● **Page and application data records**:
──────────

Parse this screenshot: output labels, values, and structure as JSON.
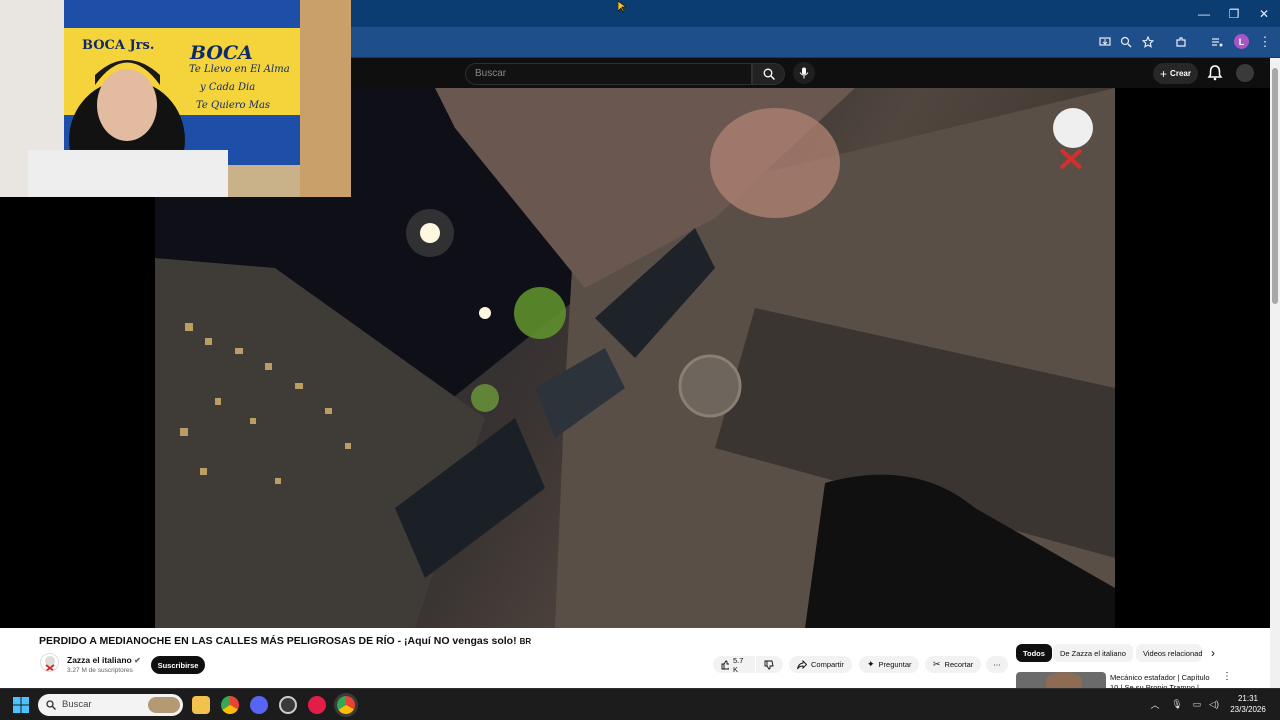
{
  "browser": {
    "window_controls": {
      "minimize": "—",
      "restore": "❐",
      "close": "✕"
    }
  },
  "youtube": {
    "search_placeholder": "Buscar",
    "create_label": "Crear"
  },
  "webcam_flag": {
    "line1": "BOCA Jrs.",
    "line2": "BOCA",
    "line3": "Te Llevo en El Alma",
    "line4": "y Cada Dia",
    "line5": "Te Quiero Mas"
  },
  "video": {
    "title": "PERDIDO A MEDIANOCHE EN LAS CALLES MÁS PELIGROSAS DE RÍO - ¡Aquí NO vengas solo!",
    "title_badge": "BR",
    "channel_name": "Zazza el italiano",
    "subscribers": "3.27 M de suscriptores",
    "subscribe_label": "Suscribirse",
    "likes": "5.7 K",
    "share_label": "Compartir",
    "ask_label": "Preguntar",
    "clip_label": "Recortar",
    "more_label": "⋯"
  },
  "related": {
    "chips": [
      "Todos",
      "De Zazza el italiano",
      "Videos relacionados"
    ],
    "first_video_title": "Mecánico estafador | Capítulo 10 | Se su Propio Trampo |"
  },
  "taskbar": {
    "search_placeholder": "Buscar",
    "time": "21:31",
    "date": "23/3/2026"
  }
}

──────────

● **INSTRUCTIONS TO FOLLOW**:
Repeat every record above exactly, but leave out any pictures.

● **RESPONSE**:
Parse this screenshot: output labels, values, and structure as JSON.
{
  "browser": {
    "window_controls": {
      "minimize": "—",
      "restore": "❐",
      "close": "✕"
    }
  },
  "youtube": {
    "search_placeholder": "Buscar",
    "create_label": "Crear"
  },
  "webcam_flag": {
    "line1": "BOCA Jrs.",
    "line2": "BOCA",
    "line3": "Te Llevo en El Alma",
    "line4": "y Cada Dia",
    "line5": "Te Quiero Mas"
  },
  "video": {
    "title": "PERDIDO A MEDIANOCHE EN LAS CALLES MÁS PELIGROSAS DE RÍO - ¡Aquí NO vengas solo!",
    "title_badge": "BR",
    "channel_name": "Zazza el italiano",
    "subscribers": "3.27 M de suscriptores",
    "subscribe_label": "Suscribirse",
    "likes": "5.7 K",
    "share_label": "Compartir",
    "ask_label": "Preguntar",
    "clip_label": "Recortar",
    "more_label": "⋯"
  },
  "related": {
    "chips": [
      "Todos",
      "De Zazza el italiano",
      "Videos relacionados"
    ],
    "first_video_title": "Mecánico estafador | Capítulo 10 | Se su Propio Trampo |"
  },
  "taskbar": {
    "search_placeholder": "Buscar",
    "time": "21:31",
    "date": "23/3/2026"
  }
}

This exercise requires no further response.